Items from an interface collection
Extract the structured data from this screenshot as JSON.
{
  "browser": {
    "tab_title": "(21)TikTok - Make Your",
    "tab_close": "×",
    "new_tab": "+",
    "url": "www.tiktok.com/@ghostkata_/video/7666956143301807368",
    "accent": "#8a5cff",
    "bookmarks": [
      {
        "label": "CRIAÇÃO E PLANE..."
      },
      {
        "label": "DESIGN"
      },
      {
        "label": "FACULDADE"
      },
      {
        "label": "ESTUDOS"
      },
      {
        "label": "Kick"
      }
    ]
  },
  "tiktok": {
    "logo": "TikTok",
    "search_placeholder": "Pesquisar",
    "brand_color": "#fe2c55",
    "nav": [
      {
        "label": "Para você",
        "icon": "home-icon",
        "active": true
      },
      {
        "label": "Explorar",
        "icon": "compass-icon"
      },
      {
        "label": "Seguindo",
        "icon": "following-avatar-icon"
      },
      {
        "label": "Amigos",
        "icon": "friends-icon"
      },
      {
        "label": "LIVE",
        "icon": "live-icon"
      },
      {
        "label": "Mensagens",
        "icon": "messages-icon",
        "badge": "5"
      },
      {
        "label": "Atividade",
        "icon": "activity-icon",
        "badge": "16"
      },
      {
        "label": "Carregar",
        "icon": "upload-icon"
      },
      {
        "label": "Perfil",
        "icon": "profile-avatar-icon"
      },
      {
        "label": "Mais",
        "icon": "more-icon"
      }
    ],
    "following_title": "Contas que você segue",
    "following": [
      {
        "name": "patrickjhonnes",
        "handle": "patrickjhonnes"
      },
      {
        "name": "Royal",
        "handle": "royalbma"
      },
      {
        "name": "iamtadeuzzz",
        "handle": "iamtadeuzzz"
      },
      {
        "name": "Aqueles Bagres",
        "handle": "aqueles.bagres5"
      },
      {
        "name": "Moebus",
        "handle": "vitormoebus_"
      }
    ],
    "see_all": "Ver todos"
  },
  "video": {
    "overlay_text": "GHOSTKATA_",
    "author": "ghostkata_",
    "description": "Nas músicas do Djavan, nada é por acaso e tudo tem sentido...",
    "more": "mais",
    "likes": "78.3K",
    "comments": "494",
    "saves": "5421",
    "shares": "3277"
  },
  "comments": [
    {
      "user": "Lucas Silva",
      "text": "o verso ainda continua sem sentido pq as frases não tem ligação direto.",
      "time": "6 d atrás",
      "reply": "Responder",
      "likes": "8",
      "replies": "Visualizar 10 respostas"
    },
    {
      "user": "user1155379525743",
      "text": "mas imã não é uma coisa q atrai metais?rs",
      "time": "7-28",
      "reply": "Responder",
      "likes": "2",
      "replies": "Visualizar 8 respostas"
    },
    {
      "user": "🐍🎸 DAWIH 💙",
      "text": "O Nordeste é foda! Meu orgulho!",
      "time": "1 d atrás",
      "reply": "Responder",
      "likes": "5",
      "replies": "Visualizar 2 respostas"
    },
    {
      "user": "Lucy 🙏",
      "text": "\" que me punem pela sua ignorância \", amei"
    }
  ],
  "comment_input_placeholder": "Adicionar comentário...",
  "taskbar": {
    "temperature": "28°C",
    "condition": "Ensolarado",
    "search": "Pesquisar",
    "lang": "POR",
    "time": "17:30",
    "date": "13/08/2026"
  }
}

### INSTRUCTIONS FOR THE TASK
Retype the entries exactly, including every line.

### RESULT OF THE EXERCISE
Extract the structured data from this screenshot as JSON.
{
  "browser": {
    "tab_title": "(21)TikTok - Make Your",
    "tab_close": "×",
    "new_tab": "+",
    "url": "www.tiktok.com/@ghostkata_/video/7666956143301807368",
    "accent": "#8a5cff",
    "bookmarks": [
      {
        "label": "CRIAÇÃO E PLANE..."
      },
      {
        "label": "DESIGN"
      },
      {
        "label": "FACULDADE"
      },
      {
        "label": "ESTUDOS"
      },
      {
        "label": "Kick"
      }
    ]
  },
  "tiktok": {
    "logo": "TikTok",
    "search_placeholder": "Pesquisar",
    "brand_color": "#fe2c55",
    "nav": [
      {
        "label": "Para você",
        "icon": "home-icon",
        "active": true
      },
      {
        "label": "Explorar",
        "icon": "compass-icon"
      },
      {
        "label": "Seguindo",
        "icon": "following-avatar-icon"
      },
      {
        "label": "Amigos",
        "icon": "friends-icon"
      },
      {
        "label": "LIVE",
        "icon": "live-icon"
      },
      {
        "label": "Mensagens",
        "icon": "messages-icon",
        "badge": "5"
      },
      {
        "label": "Atividade",
        "icon": "activity-icon",
        "badge": "16"
      },
      {
        "label": "Carregar",
        "icon": "upload-icon"
      },
      {
        "label": "Perfil",
        "icon": "profile-avatar-icon"
      },
      {
        "label": "Mais",
        "icon": "more-icon"
      }
    ],
    "following_title": "Contas que você segue",
    "following": [
      {
        "name": "patrickjhonnes",
        "handle": "patrickjhonnes"
      },
      {
        "name": "Royal",
        "handle": "royalbma"
      },
      {
        "name": "iamtadeuzzz",
        "handle": "iamtadeuzzz"
      },
      {
        "name": "Aqueles Bagres",
        "handle": "aqueles.bagres5"
      },
      {
        "name": "Moebus",
        "handle": "vitormoebus_"
      }
    ],
    "see_all": "Ver todos"
  },
  "video": {
    "overlay_text": "GHOSTKATA_",
    "author": "ghostkata_",
    "description": "Nas músicas do Djavan, nada é por acaso e tudo tem sentido...",
    "more": "mais",
    "likes": "78.3K",
    "comments": "494",
    "saves": "5421",
    "shares": "3277"
  },
  "comments": [
    {
      "user": "Lucas Silva",
      "text": "o verso ainda continua sem sentido pq as frases não tem ligação direto.",
      "time": "6 d atrás",
      "reply": "Responder",
      "likes": "8",
      "replies": "Visualizar 10 respostas"
    },
    {
      "user": "user1155379525743",
      "text": "mas imã não é uma coisa q atrai metais?rs",
      "time": "7-28",
      "reply": "Responder",
      "likes": "2",
      "replies": "Visualizar 8 respostas"
    },
    {
      "user": "🐍🎸 DAWIH 💙",
      "text": "O Nordeste é foda! Meu orgulho!",
      "time": "1 d atrás",
      "reply": "Responder",
      "likes": "5",
      "replies": "Visualizar 2 respostas"
    },
    {
      "user": "Lucy 🙏",
      "text": "\" que me punem pela sua ignorância \", amei"
    }
  ],
  "comment_input_placeholder": "Adicionar comentário...",
  "taskbar": {
    "temperature": "28°C",
    "condition": "Ensolarado",
    "search": "Pesquisar",
    "lang": "POR",
    "time": "17:30",
    "date": "13/08/2026"
  }
}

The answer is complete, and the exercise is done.